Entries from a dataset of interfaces

* * * * * * *

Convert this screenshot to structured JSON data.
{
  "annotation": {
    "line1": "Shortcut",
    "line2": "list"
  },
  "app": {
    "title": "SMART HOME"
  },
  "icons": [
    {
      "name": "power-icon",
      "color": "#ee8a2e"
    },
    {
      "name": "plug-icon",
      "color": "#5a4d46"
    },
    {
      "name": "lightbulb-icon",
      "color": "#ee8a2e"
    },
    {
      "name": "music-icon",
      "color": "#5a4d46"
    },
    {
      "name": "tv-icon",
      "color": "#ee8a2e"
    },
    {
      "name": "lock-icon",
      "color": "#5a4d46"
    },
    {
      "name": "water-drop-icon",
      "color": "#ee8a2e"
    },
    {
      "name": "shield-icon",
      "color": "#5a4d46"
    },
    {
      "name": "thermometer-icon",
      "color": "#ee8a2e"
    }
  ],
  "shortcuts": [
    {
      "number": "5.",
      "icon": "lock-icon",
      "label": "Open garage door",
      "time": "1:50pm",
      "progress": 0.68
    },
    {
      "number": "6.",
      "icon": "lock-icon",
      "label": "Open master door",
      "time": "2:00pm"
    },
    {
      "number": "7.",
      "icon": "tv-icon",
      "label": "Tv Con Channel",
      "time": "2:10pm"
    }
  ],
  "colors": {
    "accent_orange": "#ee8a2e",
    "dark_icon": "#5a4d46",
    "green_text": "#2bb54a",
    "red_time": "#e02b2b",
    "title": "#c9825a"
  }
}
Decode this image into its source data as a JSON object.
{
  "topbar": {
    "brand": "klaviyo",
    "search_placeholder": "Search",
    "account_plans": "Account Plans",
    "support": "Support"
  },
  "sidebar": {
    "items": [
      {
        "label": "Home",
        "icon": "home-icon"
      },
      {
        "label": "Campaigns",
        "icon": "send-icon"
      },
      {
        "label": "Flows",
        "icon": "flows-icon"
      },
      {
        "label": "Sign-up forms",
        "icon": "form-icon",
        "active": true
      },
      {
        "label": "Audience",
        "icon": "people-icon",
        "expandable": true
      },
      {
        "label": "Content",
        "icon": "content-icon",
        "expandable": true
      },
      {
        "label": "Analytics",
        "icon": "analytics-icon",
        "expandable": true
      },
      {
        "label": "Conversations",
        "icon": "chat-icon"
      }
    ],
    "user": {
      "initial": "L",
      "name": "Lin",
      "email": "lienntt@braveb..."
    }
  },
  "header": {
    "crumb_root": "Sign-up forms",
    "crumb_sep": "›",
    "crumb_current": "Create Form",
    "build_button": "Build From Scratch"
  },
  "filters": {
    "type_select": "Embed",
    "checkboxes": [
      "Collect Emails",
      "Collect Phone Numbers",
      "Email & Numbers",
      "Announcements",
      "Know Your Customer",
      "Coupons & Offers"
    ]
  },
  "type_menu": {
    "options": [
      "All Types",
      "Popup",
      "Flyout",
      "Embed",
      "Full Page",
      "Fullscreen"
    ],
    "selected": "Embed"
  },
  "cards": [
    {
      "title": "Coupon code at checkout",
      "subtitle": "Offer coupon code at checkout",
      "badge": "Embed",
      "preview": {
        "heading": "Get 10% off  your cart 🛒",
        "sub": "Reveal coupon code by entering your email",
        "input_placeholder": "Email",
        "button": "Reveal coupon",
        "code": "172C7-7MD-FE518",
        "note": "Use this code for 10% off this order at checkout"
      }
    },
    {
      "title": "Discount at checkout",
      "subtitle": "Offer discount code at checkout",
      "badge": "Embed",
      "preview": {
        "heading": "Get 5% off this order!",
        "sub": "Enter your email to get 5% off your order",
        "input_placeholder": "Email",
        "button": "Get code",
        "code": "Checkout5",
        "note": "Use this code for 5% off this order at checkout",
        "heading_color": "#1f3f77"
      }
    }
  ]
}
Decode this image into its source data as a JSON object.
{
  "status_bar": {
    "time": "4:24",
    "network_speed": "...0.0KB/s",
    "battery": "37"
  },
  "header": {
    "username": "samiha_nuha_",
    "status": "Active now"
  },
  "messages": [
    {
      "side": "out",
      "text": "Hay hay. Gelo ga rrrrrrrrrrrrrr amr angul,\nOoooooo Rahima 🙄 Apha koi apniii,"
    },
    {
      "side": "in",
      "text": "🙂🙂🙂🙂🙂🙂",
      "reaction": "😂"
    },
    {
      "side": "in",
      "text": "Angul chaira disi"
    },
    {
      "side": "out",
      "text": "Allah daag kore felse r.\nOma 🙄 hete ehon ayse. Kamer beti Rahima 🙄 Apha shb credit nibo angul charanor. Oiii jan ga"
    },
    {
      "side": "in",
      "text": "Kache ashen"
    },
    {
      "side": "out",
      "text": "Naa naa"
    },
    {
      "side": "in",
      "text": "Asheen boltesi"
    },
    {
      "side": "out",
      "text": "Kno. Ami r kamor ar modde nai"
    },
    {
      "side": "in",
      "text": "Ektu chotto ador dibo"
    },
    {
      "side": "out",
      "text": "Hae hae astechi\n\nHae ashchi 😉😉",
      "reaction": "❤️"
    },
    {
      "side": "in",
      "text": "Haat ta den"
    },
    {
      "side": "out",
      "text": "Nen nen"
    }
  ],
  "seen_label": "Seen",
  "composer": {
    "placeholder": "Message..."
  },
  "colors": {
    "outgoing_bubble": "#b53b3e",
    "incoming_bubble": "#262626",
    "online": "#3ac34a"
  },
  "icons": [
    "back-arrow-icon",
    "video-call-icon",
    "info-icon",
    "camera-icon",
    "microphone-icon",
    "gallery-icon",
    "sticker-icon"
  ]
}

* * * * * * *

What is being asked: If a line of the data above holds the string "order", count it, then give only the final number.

Written response: 4